Rallies as Creative Lawyering
A rally like this provides a tool for change. It brings together people with similar aspirations, and is a way to have people’s voices heard. The more voices can be heard, including the voice of the legal community, the more they can have an impact on changes in the law. The individuals affected by the DACA program, along with their families, were all motivated to share their stories, not be afraid of who they were or how they entered the U.S., or where they are from. They shared the same values, a common past and a common path to becoming documented immigrants.
The rally was not solely limited to actual DACA recipients; it was open to anyone who believes in the purpose of DACA, in Dreamers, and in their right to remain in the United States. Lawyers had center stage inside the court, but outside the court, it was the community members and organizers across the nation whose voices mattered, and we—future attorneys—were there in support of them.

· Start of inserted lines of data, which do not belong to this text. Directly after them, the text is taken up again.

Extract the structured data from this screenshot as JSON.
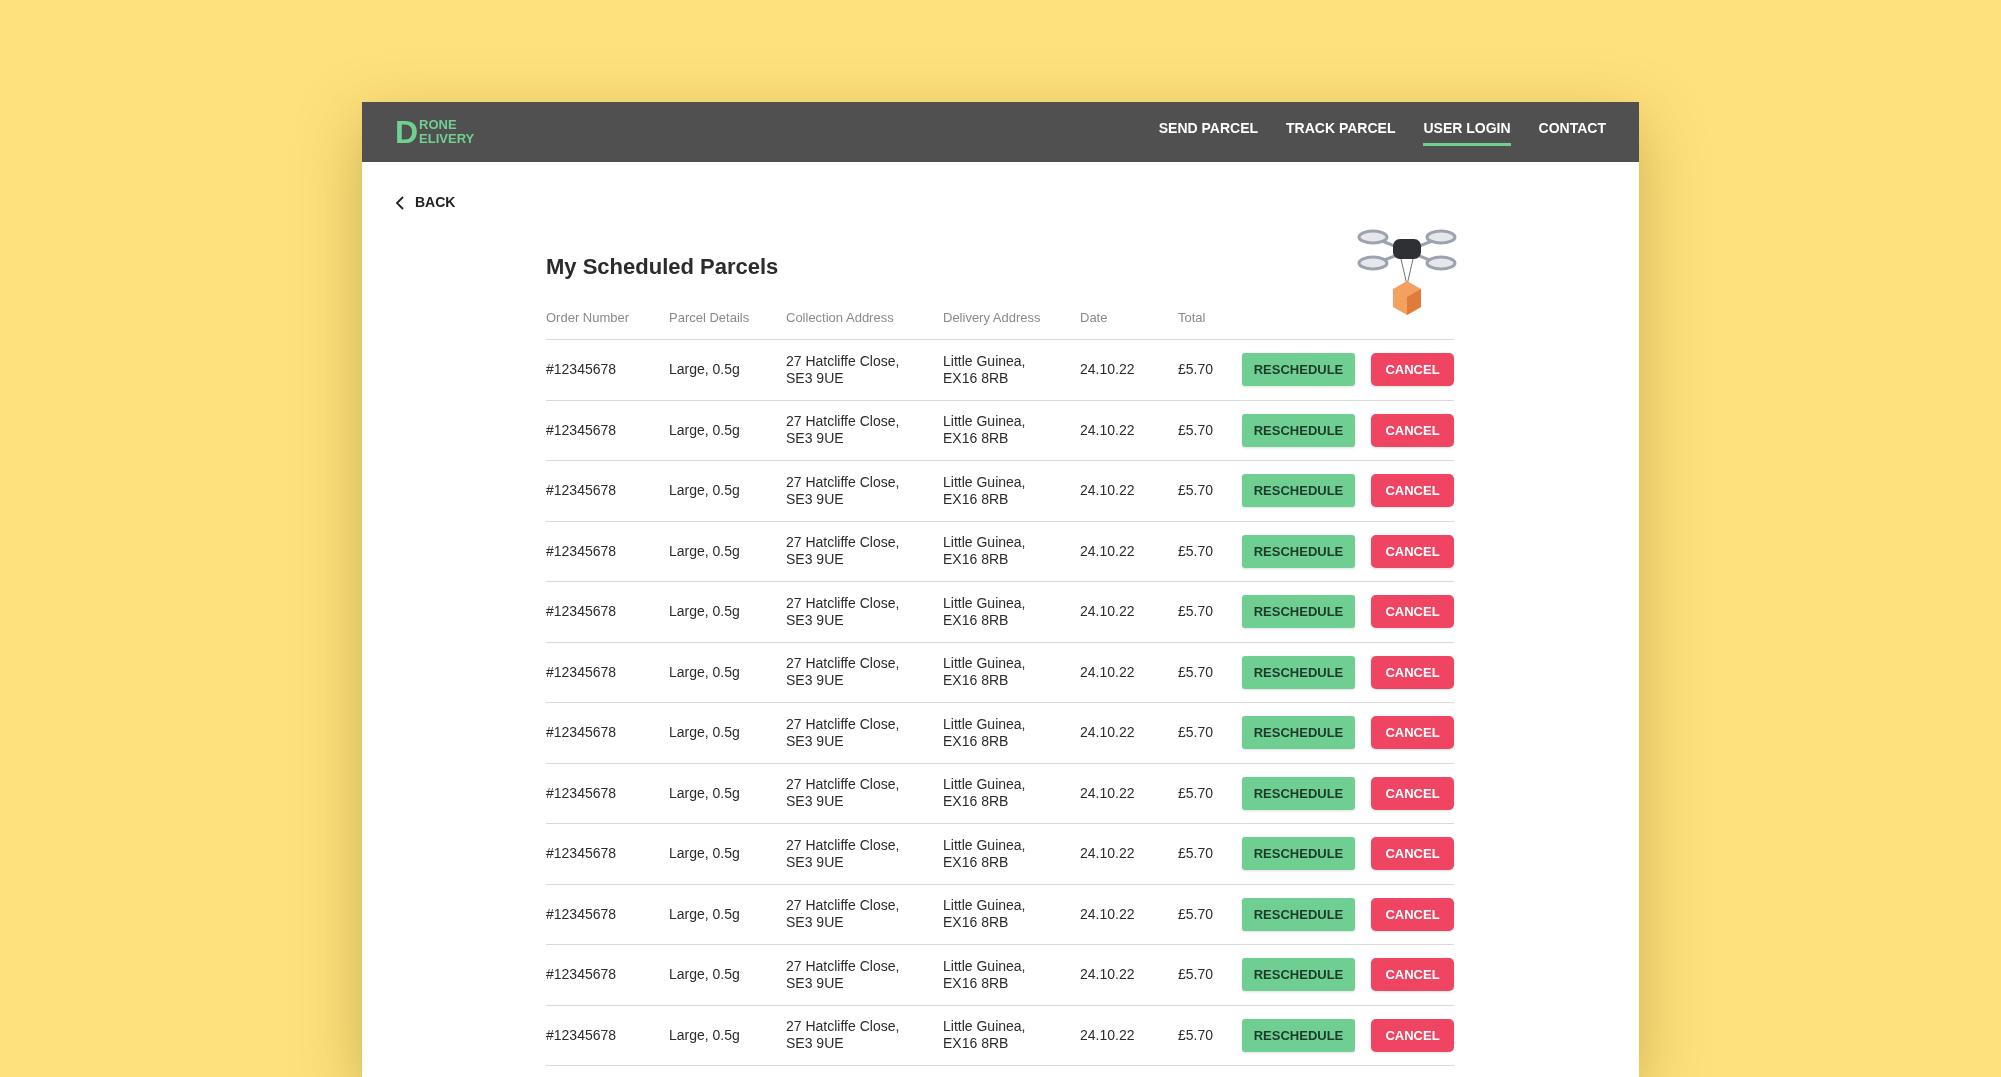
{
  "logo": {
    "letter": "D",
    "line_1": "RONE",
    "line_2": "ELIVERY"
  },
  "nav": [
    {
      "label": "SEND PARCEL",
      "selected": false
    },
    {
      "label": "TRACK PARCEL",
      "selected": false
    },
    {
      "label": "USER LOGIN",
      "selected": true
    },
    {
      "label": "CONTACT",
      "selected": false
    }
  ],
  "back": {
    "label": "BACK"
  },
  "title": "My Scheduled Parcels",
  "table": {
    "columns": [
      "Order Number",
      "Parcel Details",
      "Collection Address",
      "Delivery Address",
      "Date",
      "Total"
    ],
    "rows": [
      {
        "order": "#12345678",
        "details": "Large, 0.5g",
        "collection": [
          "27 Hatcliffe Close,",
          "SE3 9UE"
        ],
        "delivery": [
          "Little Guinea,",
          "EX16 8RB"
        ],
        "date": "24.10.22",
        "total": "£5.70",
        "reschedule": "RESCHEDULE",
        "cancel": "CANCEL"
      },
      {
        "order": "#12345678",
        "details": "Large, 0.5g",
        "collection": [
          "27 Hatcliffe Close,",
          "SE3 9UE"
        ],
        "delivery": [
          "Little Guinea,",
          "EX16 8RB"
        ],
        "date": "24.10.22",
        "total": "£5.70",
        "reschedule": "RESCHEDULE",
        "cancel": "CANCEL"
      },
      {
        "order": "#12345678",
        "details": "Large, 0.5g",
        "collection": [
          "27 Hatcliffe Close,",
          "SE3 9UE"
        ],
        "delivery": [
          "Little Guinea,",
          "EX16 8RB"
        ],
        "date": "24.10.22",
        "total": "£5.70",
        "reschedule": "RESCHEDULE",
        "cancel": "CANCEL"
      },
      {
        "order": "#12345678",
        "details": "Large, 0.5g",
        "collection": [
          "27 Hatcliffe Close,",
          "SE3 9UE"
        ],
        "delivery": [
          "Little Guinea,",
          "EX16 8RB"
        ],
        "date": "24.10.22",
        "total": "£5.70",
        "reschedule": "RESCHEDULE",
        "cancel": "CANCEL"
      },
      {
        "order": "#12345678",
        "details": "Large, 0.5g",
        "collection": [
          "27 Hatcliffe Close,",
          "SE3 9UE"
        ],
        "delivery": [
          "Little Guinea,",
          "EX16 8RB"
        ],
        "date": "24.10.22",
        "total": "£5.70",
        "reschedule": "RESCHEDULE",
        "cancel": "CANCEL"
      },
      {
        "order": "#12345678",
        "details": "Large, 0.5g",
        "collection": [
          "27 Hatcliffe Close,",
          "SE3 9UE"
        ],
        "delivery": [
          "Little Guinea,",
          "EX16 8RB"
        ],
        "date": "24.10.22",
        "total": "£5.70",
        "reschedule": "RESCHEDULE",
        "cancel": "CANCEL"
      },
      {
        "order": "#12345678",
        "details": "Large, 0.5g",
        "collection": [
          "27 Hatcliffe Close,",
          "SE3 9UE"
        ],
        "delivery": [
          "Little Guinea,",
          "EX16 8RB"
        ],
        "date": "24.10.22",
        "total": "£5.70",
        "reschedule": "RESCHEDULE",
        "cancel": "CANCEL"
      },
      {
        "order": "#12345678",
        "details": "Large, 0.5g",
        "collection": [
          "27 Hatcliffe Close,",
          "SE3 9UE"
        ],
        "delivery": [
          "Little Guinea,",
          "EX16 8RB"
        ],
        "date": "24.10.22",
        "total": "£5.70",
        "reschedule": "RESCHEDULE",
        "cancel": "CANCEL"
      },
      {
        "order": "#12345678",
        "details": "Large, 0.5g",
        "collection": [
          "27 Hatcliffe Close,",
          "SE3 9UE"
        ],
        "delivery": [
          "Little Guinea,",
          "EX16 8RB"
        ],
        "date": "24.10.22",
        "total": "£5.70",
        "reschedule": "RESCHEDULE",
        "cancel": "CANCEL"
      },
      {
        "order": "#12345678",
        "details": "Large, 0.5g",
        "collection": [
          "27 Hatcliffe Close,",
          "SE3 9UE"
        ],
        "delivery": [
          "Little Guinea,",
          "EX16 8RB"
        ],
        "date": "24.10.22",
        "total": "£5.70",
        "reschedule": "RESCHEDULE",
        "cancel": "CANCEL"
      },
      {
        "order": "#12345678",
        "details": "Large, 0.5g",
        "collection": [
          "27 Hatcliffe Close,",
          "SE3 9UE"
        ],
        "delivery": [
          "Little Guinea,",
          "EX16 8RB"
        ],
        "date": "24.10.22",
        "total": "£5.70",
        "reschedule": "RESCHEDULE",
        "cancel": "CANCEL"
      },
      {
        "order": "#12345678",
        "details": "Large, 0.5g",
        "collection": [
          "27 Hatcliffe Close,",
          "SE3 9UE"
        ],
        "delivery": [
          "Little Guinea,",
          "EX16 8RB"
        ],
        "date": "24.10.22",
        "total": "£5.70",
        "reschedule": "RESCHEDULE",
        "cancel": "CANCEL"
      }
    ]
  }
}
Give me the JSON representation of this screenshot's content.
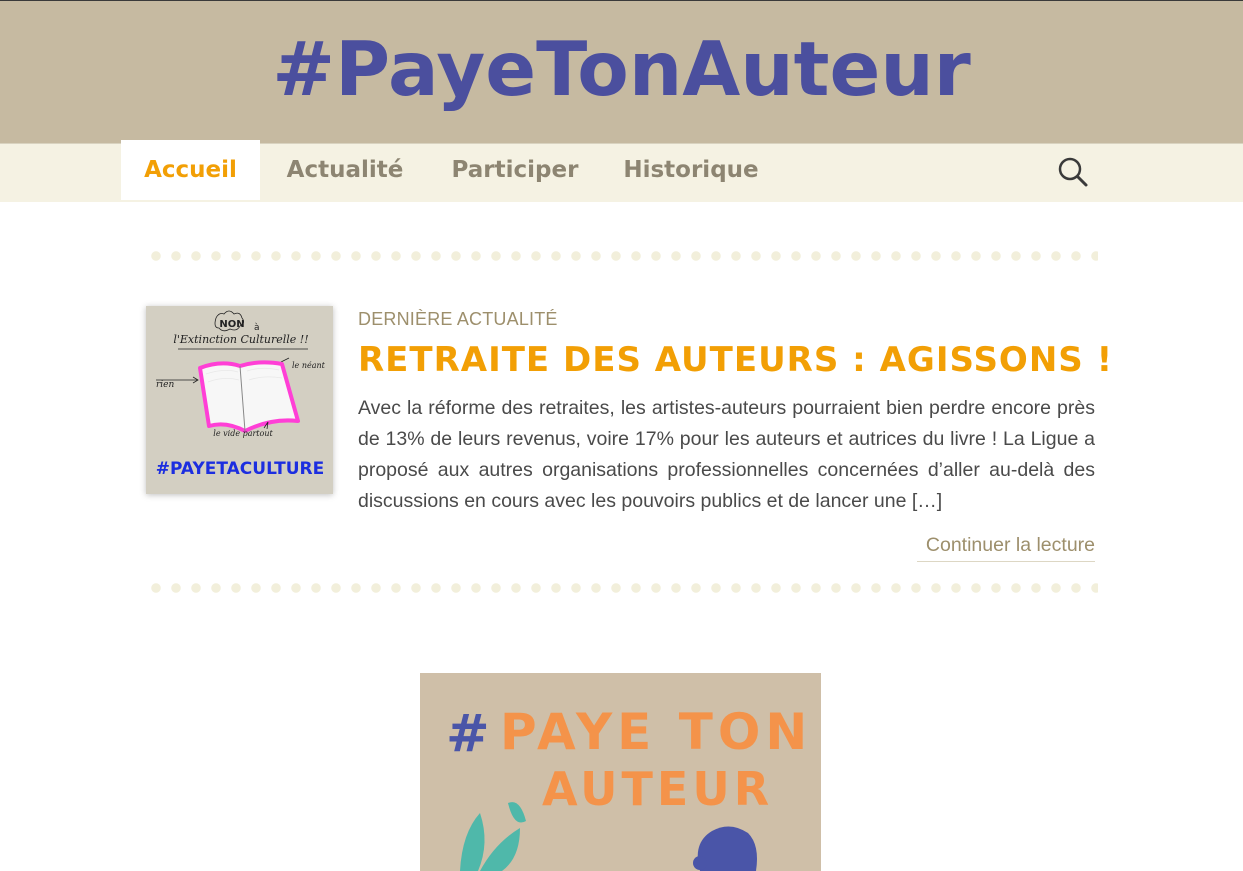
{
  "header": {
    "site_title": "#PayeTonAuteur"
  },
  "nav": {
    "items": [
      {
        "label": "Accueil"
      },
      {
        "label": "Actualité"
      },
      {
        "label": "Participer"
      },
      {
        "label": "Historique"
      }
    ],
    "active_label": "Accueil"
  },
  "featured": {
    "kicker": "DERNIÈRE ACTUALITÉ",
    "title": "RETRAITE DES AUTEURS : AGISSONS !",
    "excerpt": " Avec la réforme des retraites, les artistes-auteurs pourraient bien perdre encore près de 13% de leurs revenus, voire 17% pour les auteurs et autrices du livre ! La Ligue a proposé aux autres organisations professionnelles concernées d’aller au-delà des discussions en cours avec les pouvoirs publics et de lancer une  […]",
    "read_more": "Continuer la lecture",
    "thumbnail": {
      "note_top": "NON",
      "note_a": "à",
      "note_line": "l'Extinction Culturelle !!",
      "note_left": "rien",
      "note_right": "le néant",
      "note_bottom": "le vide partout",
      "hashtag": "#PAYETACULTURE"
    }
  },
  "banner": {
    "hash": "#",
    "line1": "PAYE TON",
    "line2": "AUTEUR"
  },
  "colors": {
    "header_bg": "#c6baa1",
    "title_color": "#4b4f9e",
    "nav_bg": "#f5f2e3",
    "accent": "#f29f05",
    "muted": "#8d8572"
  }
}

A goal of the Immigrant Rights Clinic is for us to understand the legal principles governing immigration laws, and to be able to zealously advocate through creative lawyering within the limits of legal standards. Simply put, as attorneys, we must sometime think outside of the box. Similarly, rallying serves the purpose of justice by aiming for social change. Rallying for a position you stand on is a tool that can bring forth change in a system that appears to disfavor the disadvantaged.
Even when we left the protest and were walking back to the train station, we saw more Dreamers who continued to pour out of Union Station making their way to the protest. It was incredibly powerful to see these Dreamers unite people across the nation to advocate that Dreamers too, despite legal status, are Americans at heart. We were inspired to be a small part of a massive national movement that is insisting that we have a new conversation about who belongs in America. As sign after sign that day said, for the Dreamers and their families, Home Is Here.